*** EXTRACTED ENTRIES ***

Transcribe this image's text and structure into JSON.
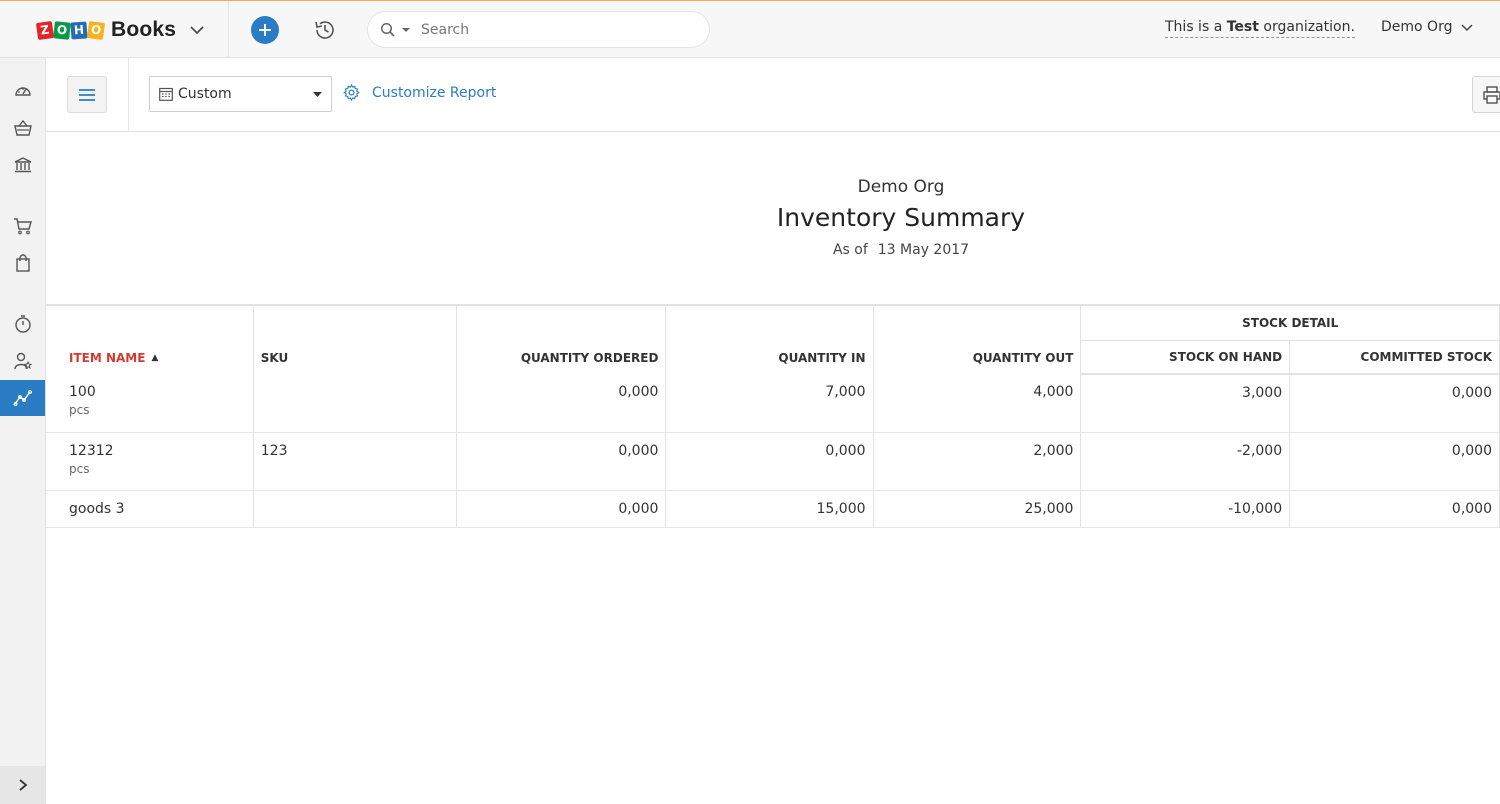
{
  "brand": {
    "logo_letters": [
      "Z",
      "O",
      "H",
      "O"
    ],
    "name": "Books"
  },
  "search": {
    "placeholder": "Search"
  },
  "org_banner": {
    "prefix": "This is a ",
    "bold": "Test",
    "suffix": " organization."
  },
  "org_switch": {
    "label": "Demo Org"
  },
  "rail": {
    "items": [
      "dashboard-icon",
      "items-basket-icon",
      "banking-icon",
      "sales-cart-icon",
      "purchases-bag-icon",
      "time-tracking-icon",
      "accountant-icon",
      "reports-icon"
    ],
    "active": "reports-icon"
  },
  "toolbar": {
    "period": "Custom",
    "customize_label": "Customize Report"
  },
  "report": {
    "org": "Demo Org",
    "title": "Inventory Summary",
    "as_of_label": "As of",
    "as_of_date": "13 May 2017"
  },
  "table": {
    "group_header": "STOCK DETAIL",
    "columns": {
      "item_name": "ITEM NAME",
      "sku": "SKU",
      "quantity_ordered": "QUANTITY ORDERED",
      "quantity_in": "QUANTITY IN",
      "quantity_out": "QUANTITY OUT",
      "stock_on_hand": "STOCK ON HAND",
      "committed_stock": "COMMITTED STOCK"
    },
    "rows": [
      {
        "name": "100",
        "unit": "pcs",
        "sku": "",
        "quantity_ordered": "0,000",
        "quantity_in": "7,000",
        "quantity_out": "4,000",
        "stock_on_hand": "3,000",
        "committed_stock": "0,000"
      },
      {
        "name": "12312",
        "unit": "pcs",
        "sku": "123",
        "quantity_ordered": "0,000",
        "quantity_in": "0,000",
        "quantity_out": "2,000",
        "stock_on_hand": "-2,000",
        "committed_stock": "0,000"
      },
      {
        "name": "goods 3",
        "unit": "",
        "sku": "",
        "quantity_ordered": "0,000",
        "quantity_in": "15,000",
        "quantity_out": "25,000",
        "stock_on_hand": "-10,000",
        "committed_stock": "0,000"
      }
    ]
  },
  "colors": {
    "accent": "#2a7dc4",
    "sorted_header": "#d33b2f",
    "top_border": "#f3a95a"
  }
}
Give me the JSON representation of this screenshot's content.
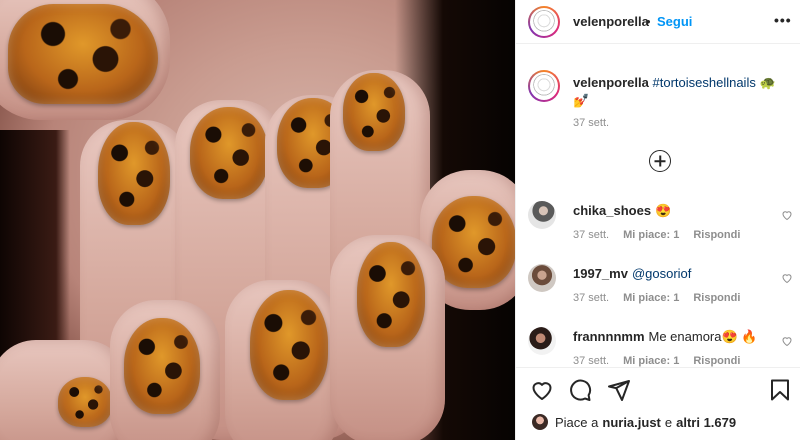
{
  "post": {
    "username": "velenporella",
    "separator": "•",
    "follow_label": "Segui",
    "more_label": "•••",
    "caption_username": "velenporella",
    "caption_hashtag": "#tortoiseshellnails",
    "caption_emoji": "🐢 💅",
    "caption_time": "37 sett.",
    "load_more_icon": "plus-circle-icon"
  },
  "comments": [
    {
      "username": "chika_shoes",
      "text": "😍",
      "time": "37 sett.",
      "likes": "Mi piace: 1",
      "reply": "Rispondi"
    },
    {
      "username": "1997_mv",
      "text": "@gosoriof",
      "time": "37 sett.",
      "likes": "Mi piace: 1",
      "reply": "Rispondi"
    },
    {
      "username": "frannnnmm",
      "text": "Me enamora😍 🔥",
      "time": "37 sett.",
      "likes": "Mi piace: 1",
      "reply": "Rispondi"
    }
  ],
  "actions": {
    "icons": [
      "heart-icon",
      "comment-icon",
      "share-icon",
      "bookmark-icon"
    ]
  },
  "likes_line": {
    "prefix": "Piace a",
    "user": "nuria.just",
    "conj": "e",
    "others": "altri 1.679"
  },
  "colors": {
    "link": "#0095f6",
    "hashtag": "#00376b",
    "muted": "#8e8e8e"
  }
}
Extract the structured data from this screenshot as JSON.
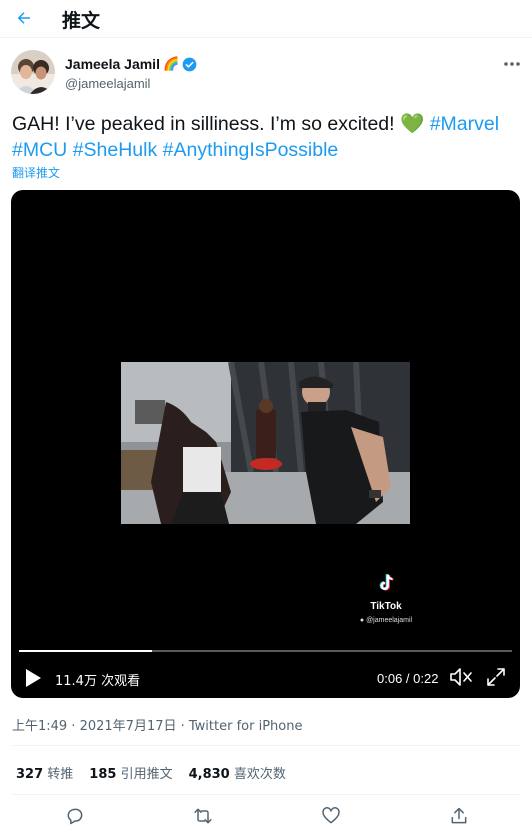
{
  "header": {
    "title": "推文",
    "back_icon": "arrow-left-icon"
  },
  "author": {
    "name": "Jameela Jamil",
    "handle": "@jameelajamil",
    "emoji": "🌈",
    "verified_icon": "verified-badge-icon"
  },
  "tweet": {
    "text_prefix": "GAH! I’ve peaked in silliness. I’m so excited! ",
    "emoji": "💚",
    "hashtags": [
      "#Marvel",
      "#MCU",
      "#SheHulk",
      "#AnythingIsPossible"
    ],
    "translate_label": "翻译推文"
  },
  "video": {
    "views_label": "11.4万 次观看",
    "time_label": "0:06 / 0:22",
    "progress": 0.27,
    "watermark_name": "TikTok",
    "watermark_user": "@jameelajamil"
  },
  "meta": {
    "text": "上午1:49 · 2021年7月17日 · Twitter for iPhone"
  },
  "stats": {
    "retweets_count": "327",
    "retweets_label": "转推",
    "quotes_count": "185",
    "quotes_label": "引用推文",
    "likes_count": "4,830",
    "likes_label": "喜欢次数"
  },
  "colors": {
    "accent": "#1d9bf0",
    "text": "#0f1419",
    "muted": "#536471"
  }
}
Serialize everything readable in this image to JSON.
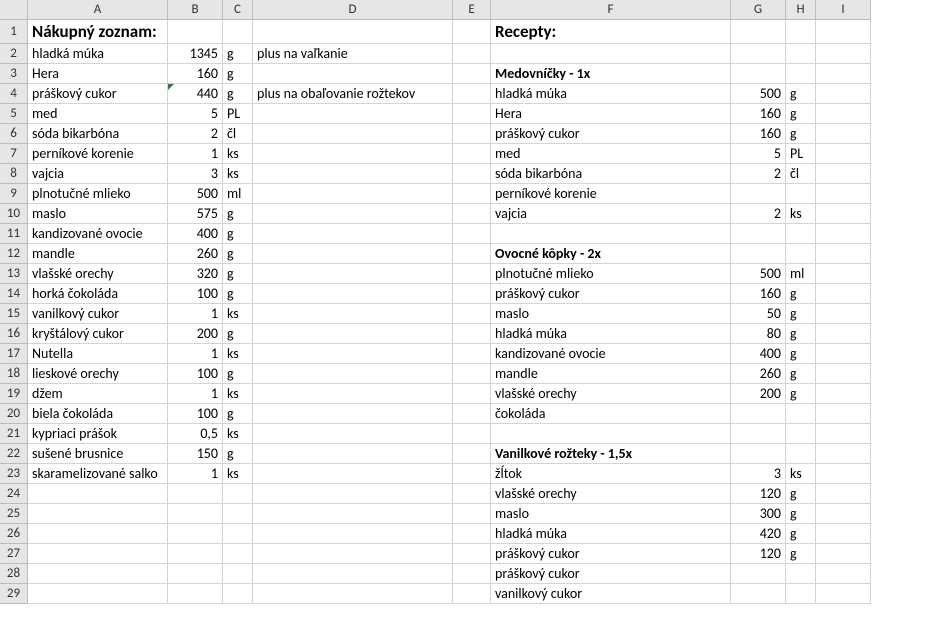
{
  "columns": [
    "A",
    "B",
    "C",
    "D",
    "E",
    "F",
    "G",
    "H",
    "I"
  ],
  "row_count": 29,
  "headers": {
    "A1": "Nákupný zoznam:",
    "F1": "Recepty:"
  },
  "shopping": [
    {
      "r": 2,
      "name": "hladká múka",
      "qty": "1345",
      "unit": "g",
      "note": "plus na vaľkanie"
    },
    {
      "r": 3,
      "name": "Hera",
      "qty": "160",
      "unit": "g"
    },
    {
      "r": 4,
      "name": "práškový cukor",
      "qty": "440",
      "unit": "g",
      "note": "plus na obaľovanie rožtekov",
      "tri": true
    },
    {
      "r": 5,
      "name": "med",
      "qty": "5",
      "unit": "PL"
    },
    {
      "r": 6,
      "name": "sóda bikarbóna",
      "qty": "2",
      "unit": "čl"
    },
    {
      "r": 7,
      "name": "perníkové korenie",
      "qty": "1",
      "unit": "ks"
    },
    {
      "r": 8,
      "name": "vajcia",
      "qty": "3",
      "unit": "ks"
    },
    {
      "r": 9,
      "name": "plnotučné mlieko",
      "qty": "500",
      "unit": "ml"
    },
    {
      "r": 10,
      "name": "maslo",
      "qty": "575",
      "unit": "g"
    },
    {
      "r": 11,
      "name": "kandizované ovocie",
      "qty": "400",
      "unit": "g"
    },
    {
      "r": 12,
      "name": "mandle",
      "qty": "260",
      "unit": "g"
    },
    {
      "r": 13,
      "name": "vlašské orechy",
      "qty": "320",
      "unit": "g"
    },
    {
      "r": 14,
      "name": "horká čokoláda",
      "qty": "100",
      "unit": "g"
    },
    {
      "r": 15,
      "name": "vanilkový cukor",
      "qty": "1",
      "unit": "ks"
    },
    {
      "r": 16,
      "name": "kryštálový cukor",
      "qty": "200",
      "unit": "g"
    },
    {
      "r": 17,
      "name": "Nutella",
      "qty": "1",
      "unit": "ks"
    },
    {
      "r": 18,
      "name": "lieskové orechy",
      "qty": "100",
      "unit": "g"
    },
    {
      "r": 19,
      "name": "džem",
      "qty": "1",
      "unit": "ks"
    },
    {
      "r": 20,
      "name": "biela čokoláda",
      "qty": "100",
      "unit": "g"
    },
    {
      "r": 21,
      "name": "kypriaci prášok",
      "qty": "0,5",
      "unit": "ks"
    },
    {
      "r": 22,
      "name": "sušené brusnice",
      "qty": "150",
      "unit": "g"
    },
    {
      "r": 23,
      "name": "skaramelizované salko",
      "qty": "1",
      "unit": "ks"
    }
  ],
  "recipes": [
    {
      "r": 3,
      "title": "Medovníčky - 1x"
    },
    {
      "r": 4,
      "name": "hladká múka",
      "qty": "500",
      "unit": "g"
    },
    {
      "r": 5,
      "name": "Hera",
      "qty": "160",
      "unit": "g"
    },
    {
      "r": 6,
      "name": "práškový cukor",
      "qty": "160",
      "unit": "g"
    },
    {
      "r": 7,
      "name": "med",
      "qty": "5",
      "unit": "PL"
    },
    {
      "r": 8,
      "name": "sóda bikarbóna",
      "qty": "2",
      "unit": "čl"
    },
    {
      "r": 9,
      "name": "perníkové korenie"
    },
    {
      "r": 10,
      "name": "vajcia",
      "qty": "2",
      "unit": "ks"
    },
    {
      "r": 12,
      "title": "Ovocné kôpky - 2x"
    },
    {
      "r": 13,
      "name": "plnotučné mlieko",
      "qty": "500",
      "unit": "ml"
    },
    {
      "r": 14,
      "name": "práškový cukor",
      "qty": "160",
      "unit": "g"
    },
    {
      "r": 15,
      "name": "maslo",
      "qty": "50",
      "unit": "g"
    },
    {
      "r": 16,
      "name": "hladká múka",
      "qty": "80",
      "unit": "g"
    },
    {
      "r": 17,
      "name": "kandizované ovocie",
      "qty": "400",
      "unit": "g"
    },
    {
      "r": 18,
      "name": "mandle",
      "qty": "260",
      "unit": "g"
    },
    {
      "r": 19,
      "name": "vlašské orechy",
      "qty": "200",
      "unit": "g"
    },
    {
      "r": 20,
      "name": "čokoláda"
    },
    {
      "r": 22,
      "title": "Vanilkové rožteky - 1,5x"
    },
    {
      "r": 23,
      "name": "žĺtok",
      "qty": "3",
      "unit": "ks"
    },
    {
      "r": 24,
      "name": "vlašské orechy",
      "qty": "120",
      "unit": "g"
    },
    {
      "r": 25,
      "name": "maslo",
      "qty": "300",
      "unit": "g"
    },
    {
      "r": 26,
      "name": "hladká múka",
      "qty": "420",
      "unit": "g"
    },
    {
      "r": 27,
      "name": "práškový cukor",
      "qty": "120",
      "unit": "g"
    },
    {
      "r": 28,
      "name": "práškový cukor"
    },
    {
      "r": 29,
      "name": "vanilkový cukor"
    }
  ]
}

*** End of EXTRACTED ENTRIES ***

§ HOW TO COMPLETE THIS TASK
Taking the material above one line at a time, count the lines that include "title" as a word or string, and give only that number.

§ EXERCISE OUTPUT
5